We met Ilian Metev in Cannes, where his debut feature “Sofia’s Last Ambulance” was part of the Semaine de la Critique selection…
What drove you to this project?
The idea started from an emotional reaction that I have had a few times in a hospital. You find yourself in an environment that seems to be falling apart, you get treated like you are not a human being, but then there are still other people who do seem to have preserved some sense of humanity. It is this contrast that drove me to the story.
Was there a particular reason why you approached this story through the documentary genre?
I get much more inspiration from watching feature films, and yet I am interested in capturing something authentic. I don’t really think of genres like that. I have a story, and then I try to think of the best way to capture that story.
How did you find the ambulance team that your film revolves around? Were they the first ones whom you approached?
No, we followed a few teams, but as soon as I met Krassi – the doctor – I knew I would focus on him. He is very honest – he would never tell you that he is doing this job because he wants to be humane or anything. Actually, they have a very dark humor which they need to stay sane (when I met Krassi, he told me that the dream of every doctor was that a plane crashes into a plane station). Still, you can tell that he cares about what he’s doing. He’s done it for 24 years and he still loves helping people.
Your film is edited as though it took place during one day and one night – how long were you with the ambulance?
We spent almost 2 years with them. We’ve known each other for 4 years, but we had to do some research and get the permission from the ministry of health before we started shooting. We had 5 cameras, 4 of which were installed in the ambulance, and 1 of which I was operating myself.
How long did it take to edit the film? Did it change the final feeling of the film?
About 5 months. I knew what sort of emotional development I wanted from the film, but at the editing table it still changed quite a lot.
Do you think that this film has had a lasting impact on you?
Yes, I do think that I have changed through this project. You see so much human tragedy that you find ways how to respond to it. Of course, in those situations, you want to be as human as possible, but afterwards you simply want to forget, and I think that’s something I’ve learnt to do from this shoot. Some situations you can’t forget, not even the doctor who’s been doing it for 24 years.
Was it difficult to get permission from the patients and relatives to be allowed to film?

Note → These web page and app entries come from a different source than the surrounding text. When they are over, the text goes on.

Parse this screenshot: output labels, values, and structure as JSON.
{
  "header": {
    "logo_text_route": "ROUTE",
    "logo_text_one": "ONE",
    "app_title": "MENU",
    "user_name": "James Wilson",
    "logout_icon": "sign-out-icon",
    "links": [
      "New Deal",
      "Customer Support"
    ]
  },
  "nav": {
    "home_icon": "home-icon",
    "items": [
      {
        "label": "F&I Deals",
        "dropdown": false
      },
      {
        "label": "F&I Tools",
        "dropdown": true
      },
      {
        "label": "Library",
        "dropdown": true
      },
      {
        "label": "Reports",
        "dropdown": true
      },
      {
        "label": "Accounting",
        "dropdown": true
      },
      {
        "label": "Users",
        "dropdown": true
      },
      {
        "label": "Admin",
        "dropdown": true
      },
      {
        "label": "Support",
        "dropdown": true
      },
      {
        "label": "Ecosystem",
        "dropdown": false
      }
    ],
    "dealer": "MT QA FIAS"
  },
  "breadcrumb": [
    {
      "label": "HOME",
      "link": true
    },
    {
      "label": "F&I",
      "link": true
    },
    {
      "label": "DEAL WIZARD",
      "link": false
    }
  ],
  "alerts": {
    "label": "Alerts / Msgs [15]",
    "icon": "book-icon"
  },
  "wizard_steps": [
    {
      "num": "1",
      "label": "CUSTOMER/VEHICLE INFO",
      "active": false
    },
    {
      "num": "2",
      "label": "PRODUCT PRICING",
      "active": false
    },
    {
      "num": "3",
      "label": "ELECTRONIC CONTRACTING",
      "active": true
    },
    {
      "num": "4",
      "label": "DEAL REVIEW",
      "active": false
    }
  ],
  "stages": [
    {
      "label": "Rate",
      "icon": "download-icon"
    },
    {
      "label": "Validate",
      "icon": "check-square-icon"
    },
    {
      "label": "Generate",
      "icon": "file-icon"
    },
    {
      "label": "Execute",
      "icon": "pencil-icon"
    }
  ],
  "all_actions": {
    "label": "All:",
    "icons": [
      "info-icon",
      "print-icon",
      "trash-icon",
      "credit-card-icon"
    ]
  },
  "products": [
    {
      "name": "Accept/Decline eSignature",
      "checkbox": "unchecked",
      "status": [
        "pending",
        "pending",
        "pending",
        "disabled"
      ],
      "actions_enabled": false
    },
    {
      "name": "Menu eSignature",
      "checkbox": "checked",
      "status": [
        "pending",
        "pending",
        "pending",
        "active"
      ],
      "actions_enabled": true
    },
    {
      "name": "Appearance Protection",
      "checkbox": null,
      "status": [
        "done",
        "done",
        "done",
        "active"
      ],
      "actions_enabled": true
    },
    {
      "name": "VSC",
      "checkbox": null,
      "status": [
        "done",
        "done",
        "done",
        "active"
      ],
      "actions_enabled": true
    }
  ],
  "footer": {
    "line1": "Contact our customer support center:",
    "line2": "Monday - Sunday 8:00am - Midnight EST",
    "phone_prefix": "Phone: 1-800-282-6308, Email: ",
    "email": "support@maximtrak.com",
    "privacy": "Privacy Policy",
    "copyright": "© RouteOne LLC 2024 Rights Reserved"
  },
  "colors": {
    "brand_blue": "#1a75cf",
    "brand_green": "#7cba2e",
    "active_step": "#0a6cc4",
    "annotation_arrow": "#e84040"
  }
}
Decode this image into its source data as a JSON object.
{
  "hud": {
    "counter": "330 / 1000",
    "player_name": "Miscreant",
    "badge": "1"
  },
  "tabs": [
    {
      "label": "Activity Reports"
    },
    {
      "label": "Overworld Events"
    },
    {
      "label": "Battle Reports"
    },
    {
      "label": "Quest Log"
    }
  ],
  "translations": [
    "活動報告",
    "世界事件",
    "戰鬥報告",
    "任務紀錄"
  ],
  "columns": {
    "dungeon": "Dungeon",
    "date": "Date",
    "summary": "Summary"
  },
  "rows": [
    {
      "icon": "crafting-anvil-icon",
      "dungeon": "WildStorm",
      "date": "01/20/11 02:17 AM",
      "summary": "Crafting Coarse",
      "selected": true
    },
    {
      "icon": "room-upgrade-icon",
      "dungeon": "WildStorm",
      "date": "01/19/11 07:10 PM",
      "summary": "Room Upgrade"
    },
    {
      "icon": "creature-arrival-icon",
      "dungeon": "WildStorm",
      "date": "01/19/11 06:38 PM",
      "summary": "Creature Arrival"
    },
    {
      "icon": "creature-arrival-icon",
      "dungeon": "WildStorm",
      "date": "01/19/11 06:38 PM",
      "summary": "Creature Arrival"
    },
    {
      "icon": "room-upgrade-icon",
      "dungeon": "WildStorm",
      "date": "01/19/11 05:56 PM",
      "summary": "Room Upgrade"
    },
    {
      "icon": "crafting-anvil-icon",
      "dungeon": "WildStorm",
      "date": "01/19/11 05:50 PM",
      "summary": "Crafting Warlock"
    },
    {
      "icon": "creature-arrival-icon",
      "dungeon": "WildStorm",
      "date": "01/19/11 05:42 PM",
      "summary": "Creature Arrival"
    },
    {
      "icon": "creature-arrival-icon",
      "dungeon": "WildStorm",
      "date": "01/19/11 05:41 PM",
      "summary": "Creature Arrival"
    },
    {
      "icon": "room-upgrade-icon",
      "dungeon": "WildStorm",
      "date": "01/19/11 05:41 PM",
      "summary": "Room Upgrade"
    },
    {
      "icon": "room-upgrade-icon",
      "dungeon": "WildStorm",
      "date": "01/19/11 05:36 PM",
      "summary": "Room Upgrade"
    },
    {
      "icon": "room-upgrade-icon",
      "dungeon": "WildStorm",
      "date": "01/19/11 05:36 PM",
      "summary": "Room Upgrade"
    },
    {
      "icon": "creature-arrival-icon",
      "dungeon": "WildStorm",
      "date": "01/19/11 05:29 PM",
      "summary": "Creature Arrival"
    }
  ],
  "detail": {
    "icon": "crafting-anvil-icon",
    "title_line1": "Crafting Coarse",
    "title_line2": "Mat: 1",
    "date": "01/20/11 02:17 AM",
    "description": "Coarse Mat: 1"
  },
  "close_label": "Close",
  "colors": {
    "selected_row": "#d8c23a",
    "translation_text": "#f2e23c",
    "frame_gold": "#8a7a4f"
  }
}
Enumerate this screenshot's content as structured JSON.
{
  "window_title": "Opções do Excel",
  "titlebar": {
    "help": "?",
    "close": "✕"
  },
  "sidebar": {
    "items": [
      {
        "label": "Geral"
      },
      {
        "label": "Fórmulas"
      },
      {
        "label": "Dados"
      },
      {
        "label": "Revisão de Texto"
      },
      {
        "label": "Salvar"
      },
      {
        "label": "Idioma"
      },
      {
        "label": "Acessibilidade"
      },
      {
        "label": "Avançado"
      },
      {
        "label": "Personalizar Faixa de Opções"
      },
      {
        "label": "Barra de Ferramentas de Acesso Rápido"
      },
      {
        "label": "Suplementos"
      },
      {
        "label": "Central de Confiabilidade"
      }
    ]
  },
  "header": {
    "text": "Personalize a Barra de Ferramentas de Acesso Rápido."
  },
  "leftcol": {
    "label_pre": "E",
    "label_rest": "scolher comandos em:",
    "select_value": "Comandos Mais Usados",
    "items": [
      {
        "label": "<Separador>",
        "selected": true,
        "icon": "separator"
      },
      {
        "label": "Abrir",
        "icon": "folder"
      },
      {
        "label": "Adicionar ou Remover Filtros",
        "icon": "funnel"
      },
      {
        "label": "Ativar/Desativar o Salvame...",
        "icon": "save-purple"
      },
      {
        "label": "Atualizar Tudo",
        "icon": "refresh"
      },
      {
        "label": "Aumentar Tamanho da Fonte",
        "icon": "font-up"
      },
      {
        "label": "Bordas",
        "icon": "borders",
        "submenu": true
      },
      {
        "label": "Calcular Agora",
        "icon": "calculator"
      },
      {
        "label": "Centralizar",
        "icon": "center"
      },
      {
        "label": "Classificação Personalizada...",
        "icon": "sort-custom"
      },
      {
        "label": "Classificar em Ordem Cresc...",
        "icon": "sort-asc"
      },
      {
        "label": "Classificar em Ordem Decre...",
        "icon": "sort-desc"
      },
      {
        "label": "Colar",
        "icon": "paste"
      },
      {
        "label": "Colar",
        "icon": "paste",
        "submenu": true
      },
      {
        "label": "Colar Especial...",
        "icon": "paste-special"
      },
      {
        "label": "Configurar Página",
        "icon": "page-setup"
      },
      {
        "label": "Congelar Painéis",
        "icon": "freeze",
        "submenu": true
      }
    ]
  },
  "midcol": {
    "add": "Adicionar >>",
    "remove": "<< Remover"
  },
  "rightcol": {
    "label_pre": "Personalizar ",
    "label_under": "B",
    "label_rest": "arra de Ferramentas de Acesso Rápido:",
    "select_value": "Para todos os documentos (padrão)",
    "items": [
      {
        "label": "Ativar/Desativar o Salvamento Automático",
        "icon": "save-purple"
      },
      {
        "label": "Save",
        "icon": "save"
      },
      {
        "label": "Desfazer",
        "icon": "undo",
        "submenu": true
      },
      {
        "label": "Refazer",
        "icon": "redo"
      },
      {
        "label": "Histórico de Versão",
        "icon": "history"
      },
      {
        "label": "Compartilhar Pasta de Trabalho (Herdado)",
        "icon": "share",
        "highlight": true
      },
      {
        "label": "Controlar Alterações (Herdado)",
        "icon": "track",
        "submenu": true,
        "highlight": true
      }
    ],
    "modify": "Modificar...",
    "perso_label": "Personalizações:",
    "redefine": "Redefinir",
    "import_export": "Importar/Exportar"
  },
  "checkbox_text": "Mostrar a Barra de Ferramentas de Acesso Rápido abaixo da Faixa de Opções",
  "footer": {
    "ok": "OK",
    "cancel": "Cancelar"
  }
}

We weren’t welcome everywhere. When you arrive, you can sense after a few seconds whether you are welcome or not. For most cases, they made us stop filming at some point or other, but that’s just how such projects go.
Has the state of the Bulgarian health care system improved since you have started working on your film?
There have been small changes, but I don’t think anything major has changed for the better. They have been promised higher salaries for months now.
What do you think about “The Death of Mr. Lăzărescu”?
I think that it’s a fantastic film. In fact, I had the idea for Sofia ’s Last Ambulance before The Death of Mr. Lăzărescu came out, and I was considering to drop my idea when I first saw it since it captured the feeling I was trying to convey very well. Some friends encouraged me to keep working on my project, and as soon as I met the protagonists, it became an autonomous and different work.
What did your protagonists think about the film?
They first saw it at the premiere, and they were very moved. They thought that it’s a genuine portrayal of them, which is very important to me.
Is your film primarily a portrayal, or is it a political film? Where do you draw the line?
My main motivation was to make a film about these three people, but inevitably, it also has a political resonance. I do hope that it can have a small impact politically, but we first have to see how Bulgarian audiences respond to it.
Thanks for your time.